(INPUT RECORDS begins)

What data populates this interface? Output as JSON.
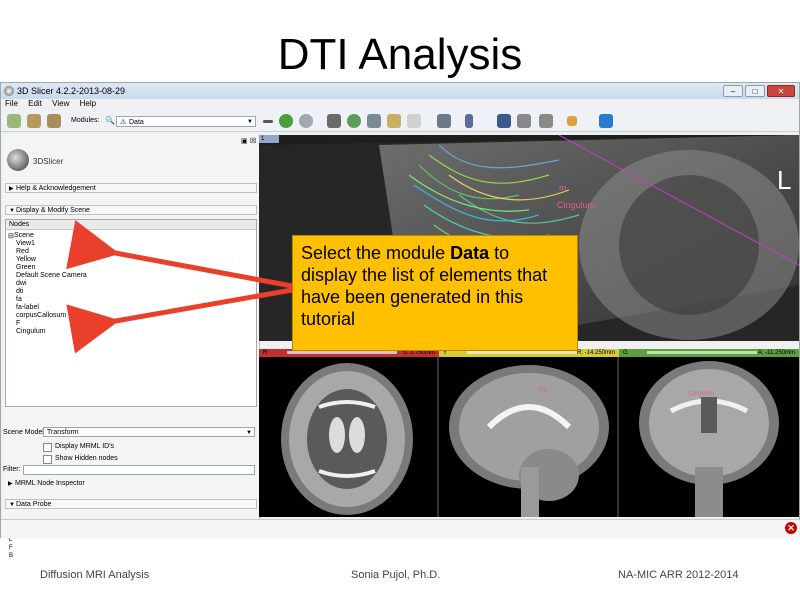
{
  "slide": {
    "title": "DTI Analysis",
    "footer_left": "Diffusion MRI Analysis",
    "footer_center": "Sonia Pujol, Ph.D.",
    "footer_right": "NA-MIC ARR 2012-2014"
  },
  "window": {
    "title": "3D Slicer 4.2.2-2013-08-29",
    "menu": [
      "File",
      "Edit",
      "View",
      "Help"
    ],
    "modules_label": "Modules:",
    "modules_selected": "Data"
  },
  "left_panel": {
    "logo_text": "3DSlicer",
    "help_section": "Help & Acknowledgement",
    "display_section": "Display & Modify Scene",
    "nodes_header": "Nodes",
    "tree_root": "Scene",
    "nodes": [
      "View1",
      "Red",
      "Yellow",
      "Green",
      "Default Scene Camera",
      "dwi",
      "dti",
      "fa",
      "fa-label",
      "corpusCallosum",
      "F",
      "Cingulum"
    ],
    "scene_model_label": "Scene Model:",
    "scene_model_value": "Transform",
    "display_mrml_ids": "Display MRML ID's",
    "show_hidden_nodes": "Show Hidden nodes",
    "filter_label": "Filter:",
    "mrml_inspector": "MRML Node Inspector",
    "data_probe": "Data Probe",
    "probe_lines": [
      "L",
      "F",
      "B"
    ]
  },
  "view_3d": {
    "tab": "1",
    "label_cingulum": "Cingulum",
    "label_m": "m",
    "orientation_letter": "L"
  },
  "slices": {
    "red": {
      "letter": "R",
      "value": "S: 3.750mm",
      "color": "#c03030"
    },
    "yellow": {
      "letter": "Y",
      "value": "R: -14.250mm",
      "color": "#d8c840"
    },
    "green": {
      "letter": "G",
      "value": "A: -11.250mm",
      "color": "#5aa040"
    }
  },
  "callout": {
    "pre": "Select the module ",
    "bold": "Data",
    "post": " to display the list of elements that have been generated in this tutorial"
  },
  "colors": {
    "callout_bg": "#ffc000",
    "arrow": "#e8402a"
  }
}
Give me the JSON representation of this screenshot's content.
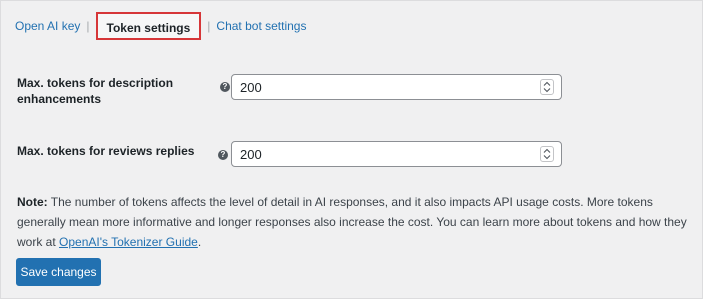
{
  "tabs": {
    "openai_key": "Open AI key",
    "token_settings": "Token settings",
    "chat_bot_settings": "Chat bot settings",
    "separator": "|"
  },
  "fields": [
    {
      "label": "Max. tokens for description enhancements",
      "help": "?",
      "value": "200"
    },
    {
      "label": "Max. tokens for reviews replies",
      "help": "?",
      "value": "200"
    }
  ],
  "note": {
    "prefix": "Note:",
    "body": " The number of tokens affects the level of detail in AI responses, and it also impacts API usage costs. More tokens generally mean more informative and longer responses also increase the cost. You can learn more about tokens and how they work at ",
    "link": "OpenAI's Tokenizer Guide",
    "suffix": "."
  },
  "save_label": "Save changes",
  "colors": {
    "accent": "#2271b1",
    "highlight_border": "#d63638",
    "background": "#f0f0f1"
  }
}
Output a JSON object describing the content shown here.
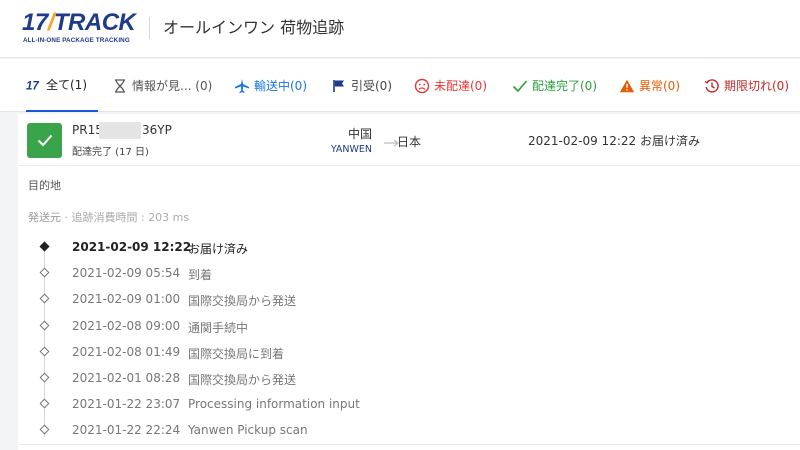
{
  "header": {
    "logo_main_a": "17",
    "logo_main_b": "TRACK",
    "logo_sub": "ALL-IN-ONE PACKAGE TRACKING",
    "title": "オールインワン 荷物追跡"
  },
  "tabs": [
    {
      "icon": "17track-logo-icon",
      "label": "全て(1)",
      "color": "#222222",
      "active": true
    },
    {
      "icon": "hourglass-icon",
      "label": "情報が見... (0)",
      "color": "#555555"
    },
    {
      "icon": "airplane-icon",
      "label": "輸送中(0)",
      "color": "#1a73e8"
    },
    {
      "icon": "flag-icon",
      "label": "引受(0)",
      "color": "#555555"
    },
    {
      "icon": "sad-face-icon",
      "label": "未配達(0)",
      "color": "#e53935"
    },
    {
      "icon": "checkmark-icon",
      "label": "配達完了(0)",
      "color": "#2e9d3e"
    },
    {
      "icon": "warning-icon",
      "label": "異常(0)",
      "color": "#e65c00"
    },
    {
      "icon": "expired-clock-icon",
      "label": "期限切れ(0)",
      "color": "#c62828"
    }
  ],
  "shipment": {
    "tracking_prefix": "PR15",
    "tracking_suffix": "36YP",
    "status_sub": "配達完了 (17 日)",
    "origin_country": "中国",
    "carrier": "YANWEN",
    "destination_country": "日本",
    "latest_event": "2021-02-09 12:22  お届け済み",
    "status_color": "#3aa44b"
  },
  "details": {
    "destination_label": "目的地",
    "origin_label": "発送元",
    "elapsed": " · 追跡消費時間 : 203 ms"
  },
  "events": [
    {
      "time": "2021-02-09 12:22",
      "desc": "お届け済み"
    },
    {
      "time": "2021-02-09 05:54",
      "desc": "到着"
    },
    {
      "time": "2021-02-09 01:00",
      "desc": "国際交換局から発送"
    },
    {
      "time": "2021-02-08 09:00",
      "desc": "通関手続中"
    },
    {
      "time": "2021-02-08 01:49",
      "desc": "国際交換局に到着"
    },
    {
      "time": "2021-02-01 08:28",
      "desc": "国際交換局から発送"
    },
    {
      "time": "2021-01-22 23:07",
      "desc": "Processing information input"
    },
    {
      "time": "2021-01-22 22:24",
      "desc": "Yanwen Pickup scan"
    }
  ]
}
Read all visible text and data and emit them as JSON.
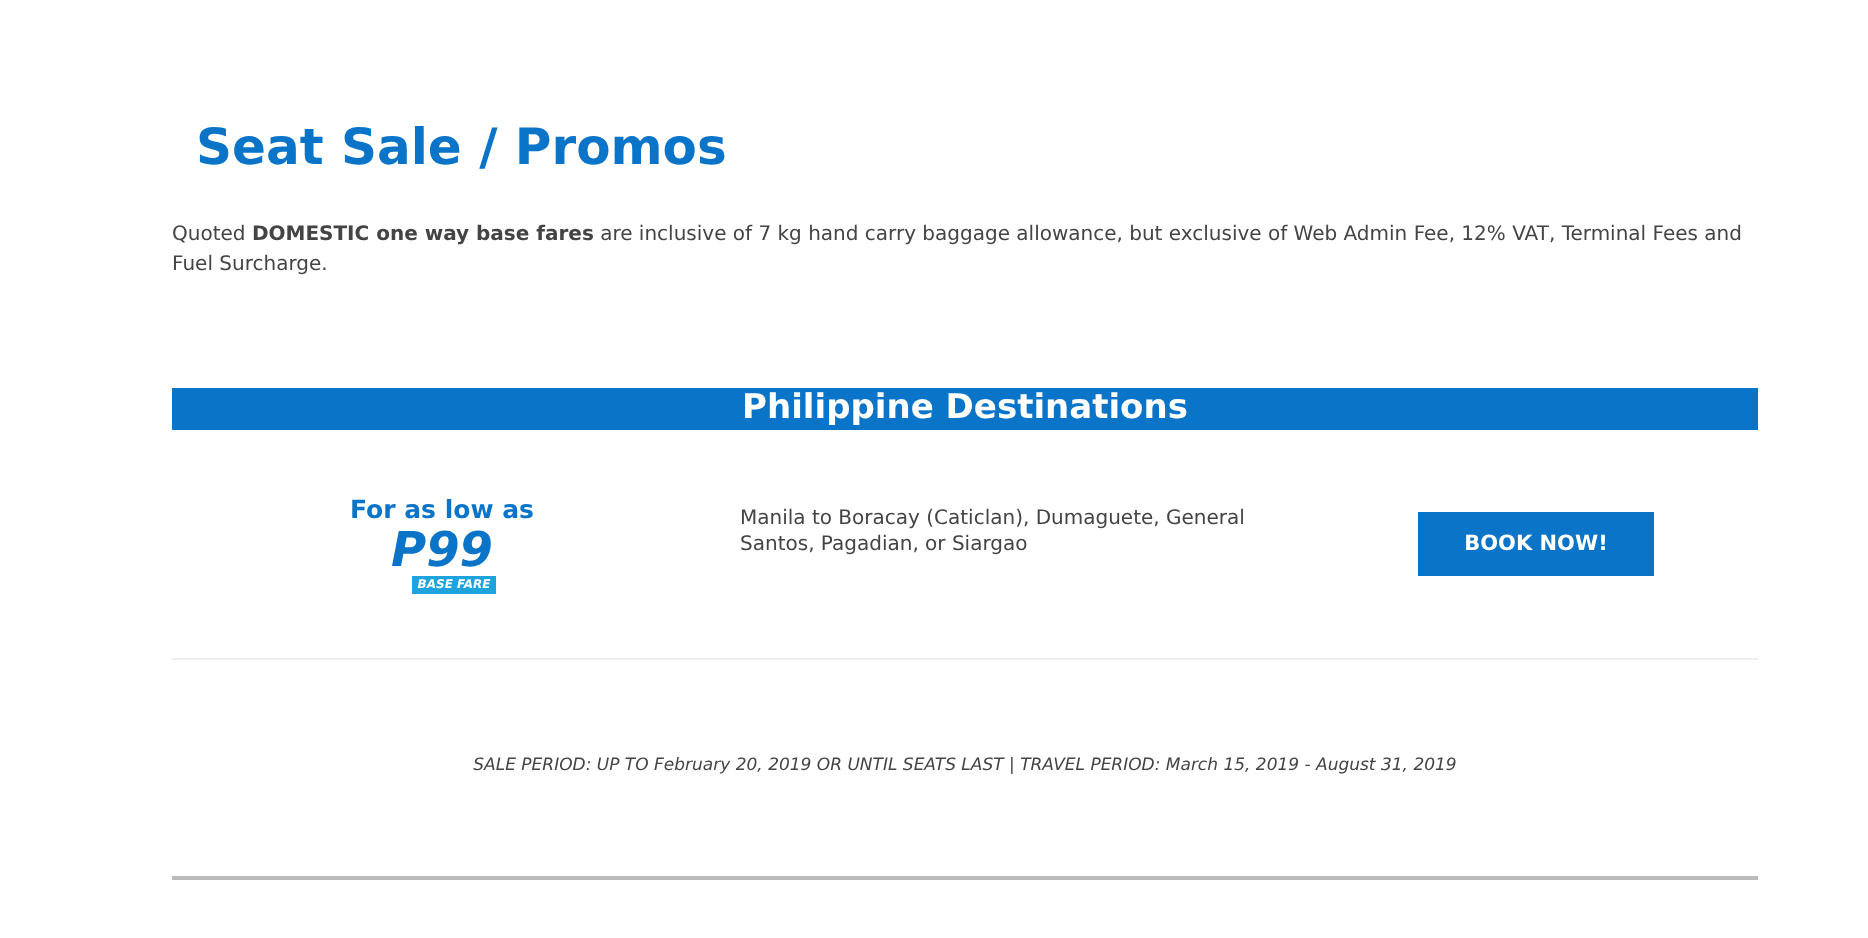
{
  "title": "Seat Sale / Promos",
  "intro": "Quoted **DOMESTIC one way base fares** are inclusive of 7 kg hand carry baggage allowance, but exclusive of Web Admin Fee, 12% VAT, Terminal Fees and Fuel Surcharge.",
  "section": {
    "heading": "Philippine Destinations",
    "promo": {
      "lead": "For as low as",
      "price": "P99",
      "price_tag": "BASE FARE",
      "routes": "Manila to Boracay (Caticlan), Dumaguete, General Santos, Pagadian, or Siargao",
      "button": "BOOK NOW!"
    }
  },
  "period": "SALE PERIOD: UP TO February 20, 2019 OR UNTIL SEATS LAST | TRAVEL PERIOD: March 15, 2019 - August 31, 2019"
}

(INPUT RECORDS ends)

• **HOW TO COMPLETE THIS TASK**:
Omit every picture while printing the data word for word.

• **TASK ANSWER**:
What data populates this interface? Output as JSON.
{
  "slide": {
    "title": "DTI Analysis",
    "footer_left": "Diffusion MRI Analysis",
    "footer_center": "Sonia Pujol, Ph.D.",
    "footer_right": "NA-MIC ARR 2012-2014"
  },
  "window": {
    "title": "3D Slicer 4.2.2-2013-08-29",
    "menu": [
      "File",
      "Edit",
      "View",
      "Help"
    ],
    "modules_label": "Modules:",
    "modules_selected": "Data"
  },
  "left_panel": {
    "logo_text": "3DSlicer",
    "help_section": "Help & Acknowledgement",
    "display_section": "Display & Modify Scene",
    "nodes_header": "Nodes",
    "tree_root": "Scene",
    "nodes": [
      "View1",
      "Red",
      "Yellow",
      "Green",
      "Default Scene Camera",
      "dwi",
      "dti",
      "fa",
      "fa-label",
      "corpusCallosum",
      "F",
      "Cingulum"
    ],
    "scene_model_label": "Scene Model:",
    "scene_model_value": "Transform",
    "display_mrml_ids": "Display MRML ID's",
    "show_hidden_nodes": "Show Hidden nodes",
    "filter_label": "Filter:",
    "mrml_inspector": "MRML Node Inspector",
    "data_probe": "Data Probe",
    "probe_lines": [
      "L",
      "F",
      "B"
    ]
  },
  "view_3d": {
    "tab": "1",
    "label_cingulum": "Cingulum",
    "label_m": "m",
    "orientation_letter": "L"
  },
  "slices": {
    "red": {
      "letter": "R",
      "value": "S: 3.750mm",
      "color": "#c03030"
    },
    "yellow": {
      "letter": "Y",
      "value": "R: -14.250mm",
      "color": "#d8c840"
    },
    "green": {
      "letter": "G",
      "value": "A: -11.250mm",
      "color": "#5aa040"
    }
  },
  "callout": {
    "pre": "Select the module ",
    "bold": "Data",
    "post": " to display the list of elements that have been generated in this tutorial"
  },
  "colors": {
    "callout_bg": "#ffc000",
    "arrow": "#e8402a"
  }
}
Give me the JSON representation of this screenshot's content.
{
  "tabs": {
    "openai_key": "Open AI key",
    "token_settings": "Token settings",
    "chat_bot_settings": "Chat bot settings",
    "separator": "|"
  },
  "fields": [
    {
      "label": "Max. tokens for description enhancements",
      "help": "?",
      "value": "200"
    },
    {
      "label": "Max. tokens for reviews replies",
      "help": "?",
      "value": "200"
    }
  ],
  "note": {
    "prefix": "Note:",
    "body": " The number of tokens affects the level of detail in AI responses, and it also impacts API usage costs. More tokens generally mean more informative and longer responses also increase the cost. You can learn more about tokens and how they work at ",
    "link": "OpenAI's Tokenizer Guide",
    "suffix": "."
  },
  "save_label": "Save changes",
  "colors": {
    "accent": "#2271b1",
    "highlight_border": "#d63638",
    "background": "#f0f0f1"
  }
}
Output a JSON object describing the content shown here.
{
  "header": {
    "logo_main_a": "17",
    "logo_main_b": "TRACK",
    "logo_sub": "ALL-IN-ONE PACKAGE TRACKING",
    "title": "オールインワン 荷物追跡"
  },
  "tabs": [
    {
      "icon": "17track-logo-icon",
      "label": "全て(1)",
      "color": "#222222",
      "active": true
    },
    {
      "icon": "hourglass-icon",
      "label": "情報が見... (0)",
      "color": "#555555"
    },
    {
      "icon": "airplane-icon",
      "label": "輸送中(0)",
      "color": "#1a73e8"
    },
    {
      "icon": "flag-icon",
      "label": "引受(0)",
      "color": "#555555"
    },
    {
      "icon": "sad-face-icon",
      "label": "未配達(0)",
      "color": "#e53935"
    },
    {
      "icon": "checkmark-icon",
      "label": "配達完了(0)",
      "color": "#2e9d3e"
    },
    {
      "icon": "warning-icon",
      "label": "異常(0)",
      "color": "#e65c00"
    },
    {
      "icon": "expired-clock-icon",
      "label": "期限切れ(0)",
      "color": "#c62828"
    }
  ],
  "shipment": {
    "tracking_prefix": "PR15",
    "tracking_suffix": "36YP",
    "status_sub": "配達完了 (17 日)",
    "origin_country": "中国",
    "carrier": "YANWEN",
    "destination_country": "日本",
    "latest_event": "2021-02-09 12:22  お届け済み",
    "status_color": "#3aa44b"
  },
  "details": {
    "destination_label": "目的地",
    "origin_label": "発送元",
    "elapsed": " · 追跡消費時間 : 203 ms"
  },
  "events": [
    {
      "time": "2021-02-09 12:22",
      "desc": "お届け済み"
    },
    {
      "time": "2021-02-09 05:54",
      "desc": "到着"
    },
    {
      "time": "2021-02-09 01:00",
      "desc": "国際交換局から発送"
    },
    {
      "time": "2021-02-08 09:00",
      "desc": "通関手続中"
    },
    {
      "time": "2021-02-08 01:49",
      "desc": "国際交換局に到着"
    },
    {
      "time": "2021-02-01 08:28",
      "desc": "国際交換局から発送"
    },
    {
      "time": "2021-01-22 23:07",
      "desc": "Processing information input"
    },
    {
      "time": "2021-01-22 22:24",
      "desc": "Yanwen Pickup scan"
    }
  ]
}
Read all visible text and data and emit them as JSON.
{
  "title": "Seat Sale / Promos",
  "intro": "Quoted **DOMESTIC one way base fares** are inclusive of 7 kg hand carry baggage allowance, but exclusive of Web Admin Fee, 12% VAT, Terminal Fees and Fuel Surcharge.",
  "section": {
    "heading": "Philippine Destinations",
    "promo": {
      "lead": "For as low as",
      "price": "P99",
      "price_tag": "BASE FARE",
      "routes": "Manila to Boracay (Caticlan), Dumaguete, General Santos, Pagadian, or Siargao",
      "button": "BOOK NOW!"
    }
  },
  "period": "SALE PERIOD: UP TO February 20, 2019 OR UNTIL SEATS LAST | TRAVEL PERIOD: March 15, 2019 - August 31, 2019"
}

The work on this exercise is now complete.